When the schools were shut down during the pandemic, they sent out Chrome books and other gear, but a lot of kids in Tribal areas just didn’t have Internet. So, they tried sending the students out with Hot Spot devices, but the data plans were so small that one teacher could use up all the monthly data with just one class session.

So, kids would have to have their parents drive 30, 40, even 60 miles into town for a signal. On some reservations where internet infrastructure isn’t developed, some students would say, “If I can climb on top of the mesa, I can get a good signal to get my homework done.”

The state is trying really hard to get broadband out to everyone. Not just for education, but for teleworking. Governor Cox has an initiative to widen teleworking within the state.  

JT: As one example, just before the pandemic there was a project with the Utah Education and Telehealth Network (UETN) expanding broadband to schools and health facilities through the  southern part of San Juan County, including the Navajo Nation. They’re still working on securing right-of-way and funding to finish the project, but there has been progress.


How do employers reach Native American talent?

JT: About 60% of Native Americans in Utah live in cities throughout the state. That’s partly because there’s not a lot of work on reservations.

DJ: But reaching Native American talent is going to take a conscious effort. Utah Valley University for example drives to reservations for recruiting events at Tribal fairs. Events like that are where you should advertise your job openings. You should also go to social media sites where Native People are:



·     Urban Indian Center

·     KRCL – Sunday morning “Living the Circle ofLife” show

·     Tribal Governments – in Tribal newspapers and classified ads


I’d also encourage you to use our office. Six times a year we have a Utah Tribal Leaders meeting. On that committee are elected representatives from every Tribe. The committee meets to hear state reports from different agencies but also to hear about opportunities that can benefit their communities.

You can go present and say, “This is our company, this is what we do, and this is how we’d like to work with Tribes.” It’s a very broad stroke introduction to the Tribes, but it can be effective if you follow up. Once you’ve been introduced, you can reach out to each of the Tribes individually.

JT: We also host The Governor’s Native American Summit typically in July or early August. You can become a sponsor and run an ad in the printed program, or you can do an exhibitor table booth, or just buy tickets to attend.

How can EDCUtah investors learn more about and support Native American communities?
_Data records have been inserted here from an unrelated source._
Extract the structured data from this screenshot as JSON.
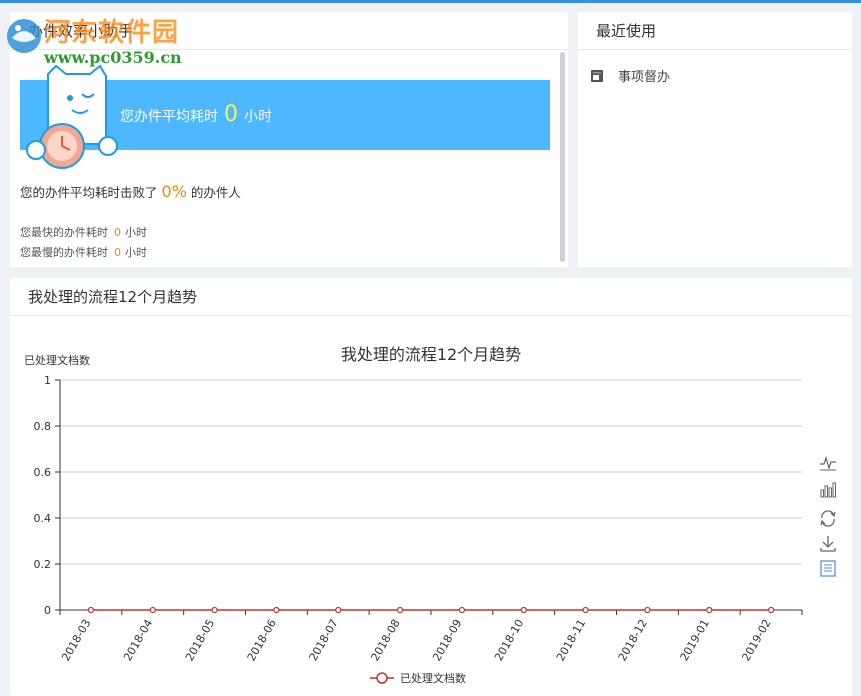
{
  "efficiency_panel": {
    "title": "办件效率小助手",
    "banner_prefix": "您办件平均耗时",
    "banner_value": "0",
    "banner_unit": "小时",
    "beat_prefix": "您的办件平均耗时击败了",
    "beat_value": "0%",
    "beat_suffix": "的办件人",
    "fastest_label": "您最快的办件耗时",
    "fastest_value": "0",
    "fastest_unit": "小时",
    "slowest_label": "您最慢的办件耗时",
    "slowest_value": "0",
    "slowest_unit": "小时"
  },
  "recent_panel": {
    "title": "最近使用",
    "items": [
      {
        "label": "事项督办"
      }
    ]
  },
  "chart_panel": {
    "title": "我处理的流程12个月趋势",
    "toolbox": [
      "line-chart-icon",
      "bar-chart-icon",
      "refresh-icon",
      "download-icon",
      "data-view-icon"
    ]
  },
  "watermark": {
    "name": "河东软件园",
    "url": "www.pc0359.cn"
  },
  "colors": {
    "banner": "#4db8ff",
    "accent_value": "#f08a00",
    "series": "#c23531"
  },
  "chart_data": {
    "type": "line",
    "title": "我处理的流程12个月趋势",
    "ylabel": "已处理文档数",
    "xlabel": "",
    "categories": [
      "2018-03",
      "2018-04",
      "2018-05",
      "2018-06",
      "2018-07",
      "2018-08",
      "2018-09",
      "2018-10",
      "2018-11",
      "2018-12",
      "2019-01",
      "2019-02"
    ],
    "series": [
      {
        "name": "已处理文档数",
        "values": [
          0,
          0,
          0,
          0,
          0,
          0,
          0,
          0,
          0,
          0,
          0,
          0
        ]
      }
    ],
    "ylim": [
      0,
      1
    ],
    "yticks": [
      "0",
      "0.2",
      "0.4",
      "0.6",
      "0.8",
      "1"
    ],
    "grid": true,
    "legend": "bottom-center"
  }
}
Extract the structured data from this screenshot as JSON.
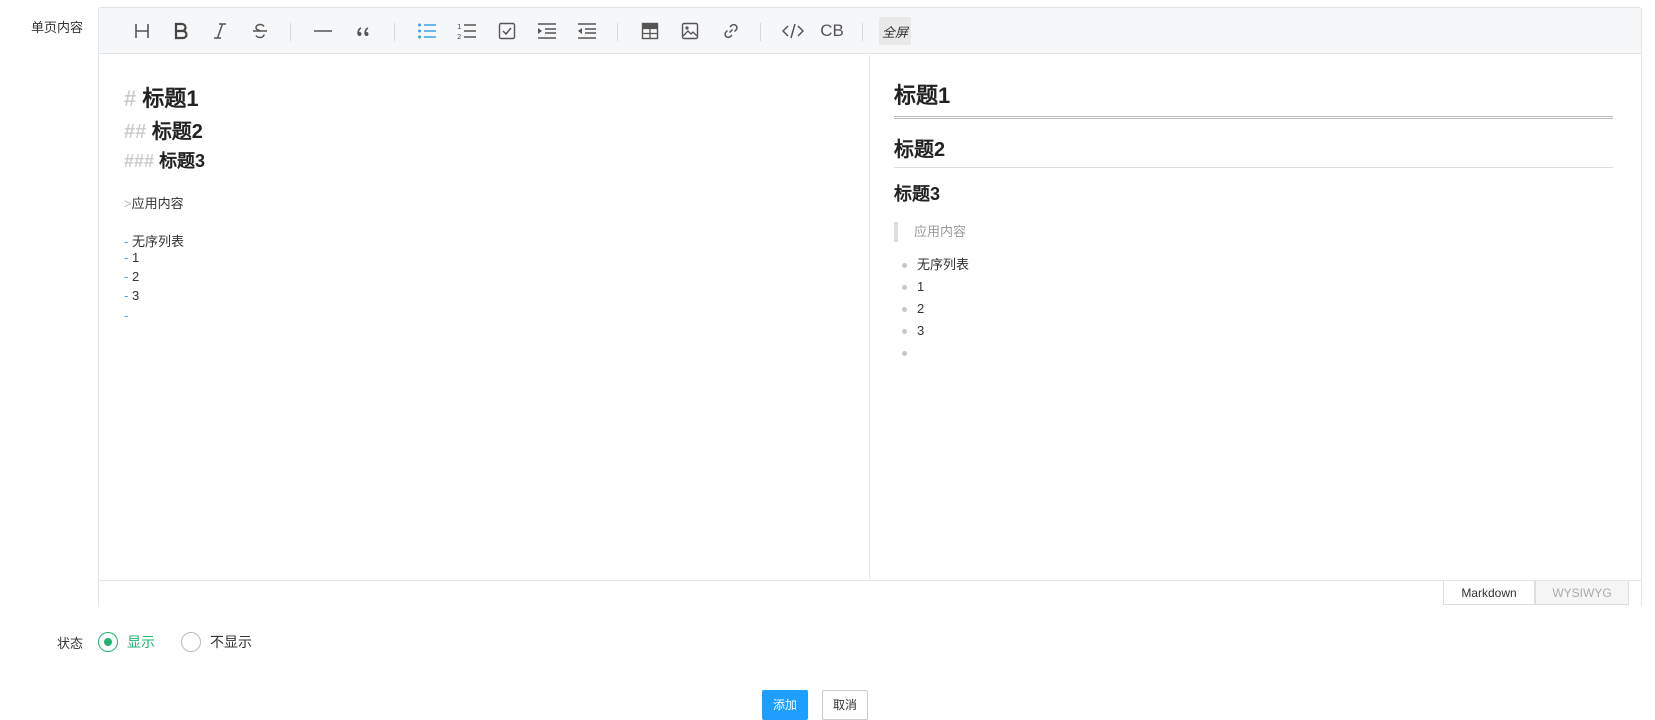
{
  "form": {
    "content_label": "单页内容",
    "status_label": "状态"
  },
  "toolbar": {
    "items": [
      {
        "name": "heading-icon"
      },
      {
        "name": "bold-icon"
      },
      {
        "name": "italic-icon"
      },
      {
        "name": "strikethrough-icon"
      },
      {
        "name": "horizontal-rule-icon"
      },
      {
        "name": "quote-icon"
      },
      {
        "name": "bullet-list-icon"
      },
      {
        "name": "ordered-list-icon"
      },
      {
        "name": "task-list-icon"
      },
      {
        "name": "indent-icon"
      },
      {
        "name": "outdent-icon"
      },
      {
        "name": "table-icon"
      },
      {
        "name": "image-icon"
      },
      {
        "name": "link-icon"
      },
      {
        "name": "code-icon"
      }
    ],
    "code_block_label": "CB",
    "fullscreen_label": "全屏",
    "active_color": "#3aa3e3"
  },
  "markdown": {
    "h1_mark": "#",
    "h1_text": "标题1",
    "h2_mark": "##",
    "h2_text": "标题2",
    "h3_mark": "###",
    "h3_text": "标题3",
    "quote_mark": ">",
    "quote_text": "应用内容",
    "list_mark": "-",
    "list_items": [
      "无序列表",
      "1",
      "2",
      "3",
      ""
    ]
  },
  "preview": {
    "h1": "标题1",
    "h2": "标题2",
    "h3": "标题3",
    "quote": "应用内容",
    "list_items": [
      "无序列表",
      "1",
      "2",
      "3",
      ""
    ]
  },
  "mode_tabs": {
    "markdown": "Markdown",
    "wysiwyg": "WYSIWYG",
    "selected": "Markdown"
  },
  "status": {
    "options": [
      "显示",
      "不显示"
    ],
    "selected": "显示",
    "selected_color": "#22b36e"
  },
  "actions": {
    "add": "添加",
    "cancel": "取消",
    "add_color": "#1e9fff"
  }
}
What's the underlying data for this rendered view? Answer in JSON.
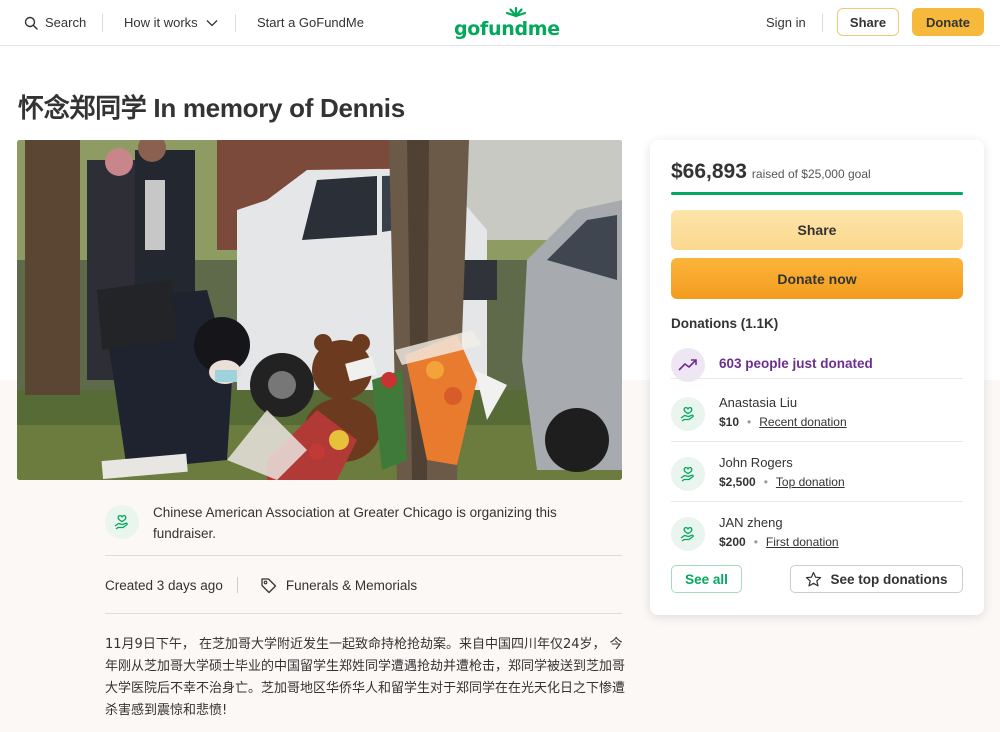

JT: We’ve worked with the Utah Office of Tourism to connect them with entrepreneurs and small businesses who are offering cultural tourism experiences that teach visitors about Native American history and culture. One example of that is a family in the Monument Valley area who has developed an opportunity for visitors to stay in a traditional Navajo Hogan, enjoy traditional foods, take a guided horseback tour, and understand not only our history as a Native people, but the fact that we’re still here and still relevant today.

DJ: We also work closely with museums – including a lot of “mom and pop” museums around the state – to carefully curate and maintain objects of cultural and historic significance. A big part of that is repatriation.

We have non-Indians today who, when grandpa passes away, they find artifacts, or in some cases a skeleton – an actual skeleton – in the attic from people who used to identify themselves as “treasure hunters.” That’s where we step in – to find the best way to respectfully return these artifacts to the Tribes or, with consultation with tribes, how to appropriately display them in a museum.

We’re very grateful for the museums in Utah that are trying to educate themselves on best practices, and for the descendants of treasure hunters who want to return those artifacts back.


For more information on all the programs, visit